Minnesota’s porous defense heads to Miami on Sunday to face a desperate Dolphins team that’s lost two straight games after a 3-0 start. Miami is looking to reinvigorate its passing attack. The first three weeks of the NFL season were good for the Dolphins, as they accumulated 1,066 yards and 83 points. Much of that production was anchored by a seemingly elite pass attack led by Tua Tagovailoa.
Teddy Bridgewater is working through concussion protocol this week, and Tagovailoa isn’t ready to suit up. Skylar Thompson, the Dolphins’ third-string rookie quarterback who looked sensational in the preseason, will lead their attack. Tyreek Hill and other leaders on Miami’s offense are poised to refocus their struggling offense. Luckily for them, they’re playing the Vikings.
I wouldn’t be shocked if Thompson and an angry wide receiver corps sliced and diced the Vikings’ secondary, leading to a Dolphins win. After all, the Vikings’ defense permits a staggering 70% completion percentage to opposing quarterbacks. Only the Green Bay Packers are worse (72.93%).
I just can’t trust Minnesota’s defense, and they have other glaring concerns. Until that changes, they’ll be tough to back as an ATS favorite.
The Eagles are Better Than and Will Beat the Cowboys
We can’t make this claim yet. The Eagles are pound-for-pound one of the most talented (if not the most talented) rosters in the NFL. That much is unquestionable. Loaded at every positional group, Philadelphia is an automatic matchup problem for most teams. That’s true when they face the Dallas Cowboys, too.
But, what the Eagles lack are intangibles that might give the Cowboys a competitive advantage. First among those intangibles is experience. Dak Prescott won’t play in Week 6, but the Cowboys’ roster is full of experienced leaders on both sides of the ball. Many of them– Ezekiel Elliot, Zack Martin, DeMarcus Lawrence, Leighton Vander-Esch and Anthony Brown– have played together in big-game situations.
Dallas coach Mike McCarthy, who’s been in the NFL for 30 years, is one of the winningest coaches against the spread in league history. His career ATS record in more than 261 games stands at 63%. Like it or not, McCarthy covers, and his Cowboys are heading into Sunday night on a four-game ATS win streak.
While the Eagles are a top-10 team in virtually every critical category, the Cowboys’ defense might still be the best unit on the field. Check out these eye-popping statistics through the first five weeks of the season. The Cowboys’ defense:

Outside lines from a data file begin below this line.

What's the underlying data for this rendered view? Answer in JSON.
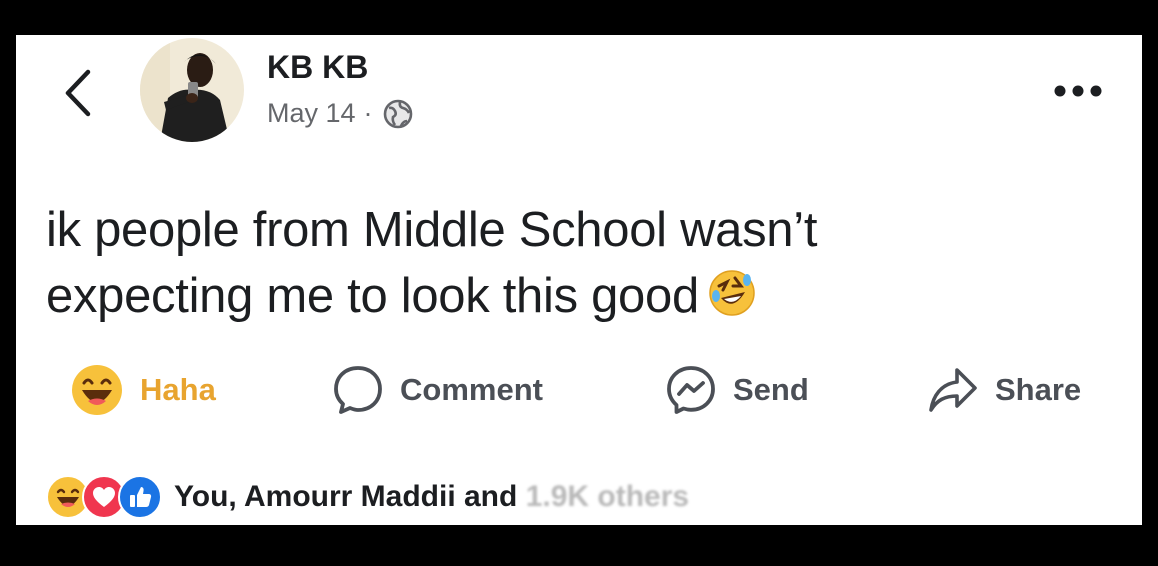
{
  "post": {
    "author": "KB KB",
    "date": "May 14",
    "date_separator": "·",
    "privacy_icon": "globe-icon",
    "text_line1": "ik people from Middle School wasn’t",
    "text_line2": "expecting me to look this good",
    "text_emoji": "rolling-on-floor-laughing-emoji"
  },
  "actions": {
    "haha_label": "Haha",
    "comment_label": "Comment",
    "send_label": "Send",
    "share_label": "Share"
  },
  "reactions": {
    "summary": "You, Amourr Maddii and",
    "others": "1.9K others",
    "icons": [
      "haha-icon",
      "love-icon",
      "like-icon"
    ]
  },
  "colors": {
    "haha_accent": "#e8a42f",
    "love": "#f0364f",
    "like": "#1b74e4",
    "text": "#1c1e21",
    "muted": "#65676b"
  }
}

- Averages four sacks per game
- Only allows one touchdown per game
- Allows opponents to score touchdowns on only 33.3% of their red zone opportunities
- Only allows 5.2 yards per pass play
- They are allowing 14.4 points per game
They’ve been stingy, to say the least. Micah Parsons leads an aggressive and confident group of pass rushers into Philadelphia, and we think it’ll be Jalen Hurts’ first big test. Hurts hasn’t done much of anything wrong through the first five weeks. He’s thrown for 1,359 passing yards at a 68% completion rate, and he’s rushed for 266 yards. He has 10 total touchdowns, and his team is 5-0.
Regardless, besides a 14-0 deficit at home to the maturing Jaguars, Hurts hasn’t faced much adversity yet. The Eagles easily could have lost last week at Arizona. They were legitimately outplayed for much of the second half, but a late missed field goal granted Philly another win. Hurts did enough against a bad Cardinals defense, but it won’t be as easy this weekend.
The Eagles are up to 6-point favorites at home Sunday night. In my professional opinion, I wouldn’t bet them to cover that line.
WATCH MORE: Betting the NFL: Week 6 Betting Advice